Restate every entry word for word.

(Excerpts from a dataset)
※
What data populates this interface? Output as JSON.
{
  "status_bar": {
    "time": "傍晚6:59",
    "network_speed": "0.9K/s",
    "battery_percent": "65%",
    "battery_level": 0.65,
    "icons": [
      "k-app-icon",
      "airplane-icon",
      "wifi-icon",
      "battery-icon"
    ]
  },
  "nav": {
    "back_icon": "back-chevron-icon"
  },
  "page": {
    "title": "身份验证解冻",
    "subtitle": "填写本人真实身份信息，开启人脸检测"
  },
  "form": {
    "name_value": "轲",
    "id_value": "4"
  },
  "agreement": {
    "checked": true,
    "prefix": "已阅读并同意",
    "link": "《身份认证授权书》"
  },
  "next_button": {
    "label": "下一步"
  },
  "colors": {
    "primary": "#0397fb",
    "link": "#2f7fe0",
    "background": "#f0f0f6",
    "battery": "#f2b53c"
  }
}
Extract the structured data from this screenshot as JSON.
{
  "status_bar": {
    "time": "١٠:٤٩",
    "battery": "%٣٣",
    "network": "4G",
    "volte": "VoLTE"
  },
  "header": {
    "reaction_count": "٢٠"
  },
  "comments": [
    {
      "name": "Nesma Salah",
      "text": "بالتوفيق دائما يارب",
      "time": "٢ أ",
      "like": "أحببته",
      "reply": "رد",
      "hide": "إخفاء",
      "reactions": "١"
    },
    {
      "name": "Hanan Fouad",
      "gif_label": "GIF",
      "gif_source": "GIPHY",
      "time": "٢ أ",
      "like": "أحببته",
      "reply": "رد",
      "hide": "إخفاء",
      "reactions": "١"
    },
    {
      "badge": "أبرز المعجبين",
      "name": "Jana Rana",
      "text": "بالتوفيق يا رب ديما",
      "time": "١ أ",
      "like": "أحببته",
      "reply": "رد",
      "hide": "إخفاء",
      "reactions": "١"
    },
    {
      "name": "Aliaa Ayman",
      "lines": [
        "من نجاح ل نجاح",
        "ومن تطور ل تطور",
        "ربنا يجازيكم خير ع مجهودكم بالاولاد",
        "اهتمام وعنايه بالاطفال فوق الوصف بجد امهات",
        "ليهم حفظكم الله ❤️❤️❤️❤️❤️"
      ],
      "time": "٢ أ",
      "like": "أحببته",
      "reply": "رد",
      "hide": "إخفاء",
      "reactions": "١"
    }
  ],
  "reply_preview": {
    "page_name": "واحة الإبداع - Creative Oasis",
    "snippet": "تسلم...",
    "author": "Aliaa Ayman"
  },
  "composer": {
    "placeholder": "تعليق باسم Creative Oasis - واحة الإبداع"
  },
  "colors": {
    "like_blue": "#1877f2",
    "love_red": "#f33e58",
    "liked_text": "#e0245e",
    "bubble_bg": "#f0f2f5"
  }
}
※
EXERCISE OUTPUT:
What data populates this interface? Output as JSON.
{
  "status_bar": {
    "time": "傍晚6:59",
    "network_speed": "0.9K/s",
    "battery_percent": "65%",
    "battery_level": 0.65,
    "icons": [
      "k-app-icon",
      "airplane-icon",
      "wifi-icon",
      "battery-icon"
    ]
  },
  "nav": {
    "back_icon": "back-chevron-icon"
  },
  "page": {
    "title": "身份验证解冻",
    "subtitle": "填写本人真实身份信息，开启人脸检测"
  },
  "form": {
    "name_value": "轲",
    "id_value": "4"
  },
  "agreement": {
    "checked": true,
    "prefix": "已阅读并同意",
    "link": "《身份认证授权书》"
  },
  "next_button": {
    "label": "下一步"
  },
  "colors": {
    "primary": "#0397fb",
    "link": "#2f7fe0",
    "background": "#f0f0f6",
    "battery": "#f2b53c"
  }
}
Extract the structured data from this screenshot as JSON.
{
  "status_bar": {
    "time": "١٠:٤٩",
    "battery": "%٣٣",
    "network": "4G",
    "volte": "VoLTE"
  },
  "header": {
    "reaction_count": "٢٠"
  },
  "comments": [
    {
      "name": "Nesma Salah",
      "text": "بالتوفيق دائما يارب",
      "time": "٢ أ",
      "like": "أحببته",
      "reply": "رد",
      "hide": "إخفاء",
      "reactions": "١"
    },
    {
      "name": "Hanan Fouad",
      "gif_label": "GIF",
      "gif_source": "GIPHY",
      "time": "٢ أ",
      "like": "أحببته",
      "reply": "رد",
      "hide": "إخفاء",
      "reactions": "١"
    },
    {
      "badge": "أبرز المعجبين",
      "name": "Jana Rana",
      "text": "بالتوفيق يا رب ديما",
      "time": "١ أ",
      "like": "أحببته",
      "reply": "رد",
      "hide": "إخفاء",
      "reactions": "١"
    },
    {
      "name": "Aliaa Ayman",
      "lines": [
        "من نجاح ل نجاح",
        "ومن تطور ل تطور",
        "ربنا يجازيكم خير ع مجهودكم بالاولاد",
        "اهتمام وعنايه بالاطفال فوق الوصف بجد امهات",
        "ليهم حفظكم الله ❤️❤️❤️❤️❤️"
      ],
      "time": "٢ أ",
      "like": "أحببته",
      "reply": "رد",
      "hide": "إخفاء",
      "reactions": "١"
    }
  ],
  "reply_preview": {
    "page_name": "واحة الإبداع - Creative Oasis",
    "snippet": "تسلم...",
    "author": "Aliaa Ayman"
  },
  "composer": {
    "placeholder": "تعليق باسم Creative Oasis - واحة الإبداع"
  },
  "colors": {
    "like_blue": "#1877f2",
    "love_red": "#f33e58",
    "liked_text": "#e0245e",
    "bubble_bg": "#f0f2f5"
  }
}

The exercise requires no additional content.